Since its first publication over forty years ago Marshall Sahlins's Stone Age Economics has established itself as a classic of modern anthropology and arguably one of the founding works of anthropological economics. Ambitiously tackling the nature of economic life and how to study it comparatively, Sahlins radically revises traditional views of the hunter-gatherer and so-called primitive societies, revealing them to be the original "affluent society." Sahlins examines notions of production, distribution and exchange in early communities and examines the link between economics and cultural and social factors.
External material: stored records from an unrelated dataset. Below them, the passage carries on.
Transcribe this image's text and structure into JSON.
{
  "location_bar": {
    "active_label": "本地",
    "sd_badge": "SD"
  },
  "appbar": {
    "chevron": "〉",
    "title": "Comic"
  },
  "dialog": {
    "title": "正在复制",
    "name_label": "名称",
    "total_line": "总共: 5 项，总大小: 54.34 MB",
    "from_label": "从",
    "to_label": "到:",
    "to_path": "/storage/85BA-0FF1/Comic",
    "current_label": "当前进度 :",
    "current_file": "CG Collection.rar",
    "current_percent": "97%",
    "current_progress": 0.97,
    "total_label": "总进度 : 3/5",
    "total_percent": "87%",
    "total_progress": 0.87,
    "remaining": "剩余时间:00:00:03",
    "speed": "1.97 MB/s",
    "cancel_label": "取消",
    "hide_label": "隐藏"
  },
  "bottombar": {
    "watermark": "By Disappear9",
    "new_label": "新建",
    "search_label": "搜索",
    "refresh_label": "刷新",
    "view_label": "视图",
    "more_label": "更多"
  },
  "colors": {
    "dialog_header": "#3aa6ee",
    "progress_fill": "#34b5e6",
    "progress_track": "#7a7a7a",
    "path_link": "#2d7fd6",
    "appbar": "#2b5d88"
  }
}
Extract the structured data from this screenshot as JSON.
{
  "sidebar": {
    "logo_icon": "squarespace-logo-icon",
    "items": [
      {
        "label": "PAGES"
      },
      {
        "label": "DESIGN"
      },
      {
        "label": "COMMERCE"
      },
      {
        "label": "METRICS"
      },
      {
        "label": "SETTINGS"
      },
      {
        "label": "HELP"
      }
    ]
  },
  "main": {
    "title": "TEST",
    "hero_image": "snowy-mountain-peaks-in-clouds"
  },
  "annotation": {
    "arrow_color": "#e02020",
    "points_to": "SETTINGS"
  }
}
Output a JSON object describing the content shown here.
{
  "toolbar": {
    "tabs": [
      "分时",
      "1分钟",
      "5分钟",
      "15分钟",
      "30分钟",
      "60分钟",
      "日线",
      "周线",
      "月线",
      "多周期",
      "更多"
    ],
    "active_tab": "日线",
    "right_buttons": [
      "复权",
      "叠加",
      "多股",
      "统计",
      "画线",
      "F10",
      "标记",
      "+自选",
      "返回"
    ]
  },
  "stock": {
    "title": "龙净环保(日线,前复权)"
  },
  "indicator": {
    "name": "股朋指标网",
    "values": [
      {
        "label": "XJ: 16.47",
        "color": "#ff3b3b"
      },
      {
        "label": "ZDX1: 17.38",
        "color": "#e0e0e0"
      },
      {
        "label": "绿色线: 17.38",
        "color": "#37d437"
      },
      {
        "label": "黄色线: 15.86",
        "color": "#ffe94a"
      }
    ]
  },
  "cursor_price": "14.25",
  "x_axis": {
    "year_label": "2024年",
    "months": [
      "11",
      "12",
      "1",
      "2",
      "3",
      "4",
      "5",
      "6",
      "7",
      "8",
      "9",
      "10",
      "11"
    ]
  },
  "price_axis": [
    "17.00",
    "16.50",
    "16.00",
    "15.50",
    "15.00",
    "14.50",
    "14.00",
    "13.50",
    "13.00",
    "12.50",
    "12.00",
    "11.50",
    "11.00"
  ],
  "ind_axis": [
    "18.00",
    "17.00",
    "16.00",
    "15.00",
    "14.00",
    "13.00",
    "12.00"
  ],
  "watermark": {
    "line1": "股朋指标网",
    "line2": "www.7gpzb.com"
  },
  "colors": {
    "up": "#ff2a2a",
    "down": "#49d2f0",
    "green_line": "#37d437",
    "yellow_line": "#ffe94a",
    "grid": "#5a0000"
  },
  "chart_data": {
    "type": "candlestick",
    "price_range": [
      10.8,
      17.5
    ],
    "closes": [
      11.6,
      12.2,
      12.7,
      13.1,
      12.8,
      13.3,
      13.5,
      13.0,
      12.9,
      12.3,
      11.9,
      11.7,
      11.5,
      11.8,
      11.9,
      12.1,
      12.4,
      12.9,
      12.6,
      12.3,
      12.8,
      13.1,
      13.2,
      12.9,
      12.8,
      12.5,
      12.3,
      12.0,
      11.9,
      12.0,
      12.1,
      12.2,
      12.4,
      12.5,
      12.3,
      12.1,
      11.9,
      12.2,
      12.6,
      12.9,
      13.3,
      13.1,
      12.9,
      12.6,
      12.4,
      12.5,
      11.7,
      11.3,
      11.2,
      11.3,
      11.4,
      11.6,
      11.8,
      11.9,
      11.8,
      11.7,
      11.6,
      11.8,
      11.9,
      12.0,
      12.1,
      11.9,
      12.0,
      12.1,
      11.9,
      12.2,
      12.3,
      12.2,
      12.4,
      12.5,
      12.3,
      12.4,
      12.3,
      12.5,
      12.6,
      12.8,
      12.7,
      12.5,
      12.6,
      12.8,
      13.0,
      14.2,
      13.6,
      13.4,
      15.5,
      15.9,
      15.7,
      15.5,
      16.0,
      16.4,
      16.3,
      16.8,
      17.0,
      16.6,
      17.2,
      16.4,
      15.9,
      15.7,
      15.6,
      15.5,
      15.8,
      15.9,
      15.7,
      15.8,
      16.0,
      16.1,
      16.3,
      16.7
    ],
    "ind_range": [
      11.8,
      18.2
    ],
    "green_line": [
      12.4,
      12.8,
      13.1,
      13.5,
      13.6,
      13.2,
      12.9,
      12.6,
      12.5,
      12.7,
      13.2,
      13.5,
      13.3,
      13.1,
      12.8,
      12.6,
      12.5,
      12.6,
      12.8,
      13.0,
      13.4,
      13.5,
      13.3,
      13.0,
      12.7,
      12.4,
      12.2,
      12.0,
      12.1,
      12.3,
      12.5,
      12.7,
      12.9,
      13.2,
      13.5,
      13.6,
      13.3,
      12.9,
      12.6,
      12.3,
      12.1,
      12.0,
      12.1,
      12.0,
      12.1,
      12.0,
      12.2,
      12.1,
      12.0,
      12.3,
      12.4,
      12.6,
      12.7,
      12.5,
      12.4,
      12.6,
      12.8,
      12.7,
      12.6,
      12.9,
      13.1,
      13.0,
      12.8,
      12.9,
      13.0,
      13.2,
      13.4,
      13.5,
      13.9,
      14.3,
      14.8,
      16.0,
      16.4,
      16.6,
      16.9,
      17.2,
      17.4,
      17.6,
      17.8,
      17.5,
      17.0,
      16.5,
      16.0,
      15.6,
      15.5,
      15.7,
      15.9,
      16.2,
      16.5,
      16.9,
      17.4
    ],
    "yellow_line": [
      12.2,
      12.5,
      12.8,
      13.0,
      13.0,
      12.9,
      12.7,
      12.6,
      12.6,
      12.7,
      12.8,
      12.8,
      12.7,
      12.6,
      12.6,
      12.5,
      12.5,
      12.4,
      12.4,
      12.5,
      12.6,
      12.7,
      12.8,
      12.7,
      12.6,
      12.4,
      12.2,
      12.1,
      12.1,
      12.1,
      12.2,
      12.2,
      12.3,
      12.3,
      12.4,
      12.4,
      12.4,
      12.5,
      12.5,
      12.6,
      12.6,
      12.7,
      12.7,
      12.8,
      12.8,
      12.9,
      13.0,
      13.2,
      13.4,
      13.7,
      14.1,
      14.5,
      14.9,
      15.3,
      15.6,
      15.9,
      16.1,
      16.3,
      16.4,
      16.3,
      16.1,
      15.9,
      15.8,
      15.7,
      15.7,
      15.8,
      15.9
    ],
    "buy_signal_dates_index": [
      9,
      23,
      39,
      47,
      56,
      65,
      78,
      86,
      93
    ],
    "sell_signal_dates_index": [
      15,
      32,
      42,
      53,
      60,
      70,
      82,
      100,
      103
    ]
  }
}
A radical study of tribal economies, domestic production for livelihood, and of the submission of domestic production to the material and political demands of society at large, Stone Age Economics regards the economy as a category of culture rather than behaviour, in a class with politics and religion rather than rationality or prudence. Sahlins concludes, controversially, that the experiences of those living in subsistence economies may actually have been better, healthier and more fulfilled than the millions enjoying the affluence and luxury afforded by the economics of modern industrialisation and agriculture. This Routledge Classics edition includes a new foreword by David Graeber, London School of Economics.
The Company of Strangers shows us the remarkable strangeness, and fragility, of our everyday lives. This completely revised and updated edition includes a new chapter analyzing how the rise and fall of social trust explain the unsustainable boom in the global economy over the past decade and the financial crisis that succeeded it. Drawing on insights from biology, anthropology, history, psychology, and literature, Paul Seabright explores how our evolved ability of abstract reasoning has allowed institutions like money, markets, cities, and the banking system to provide the foundations of social trust that we need in our everyday lives. Even the simple acts of buying food and clothing depend on an astonishing web of interaction that spans the globe. How did humans develop the ability to trust total strangers with providing our most basic needs?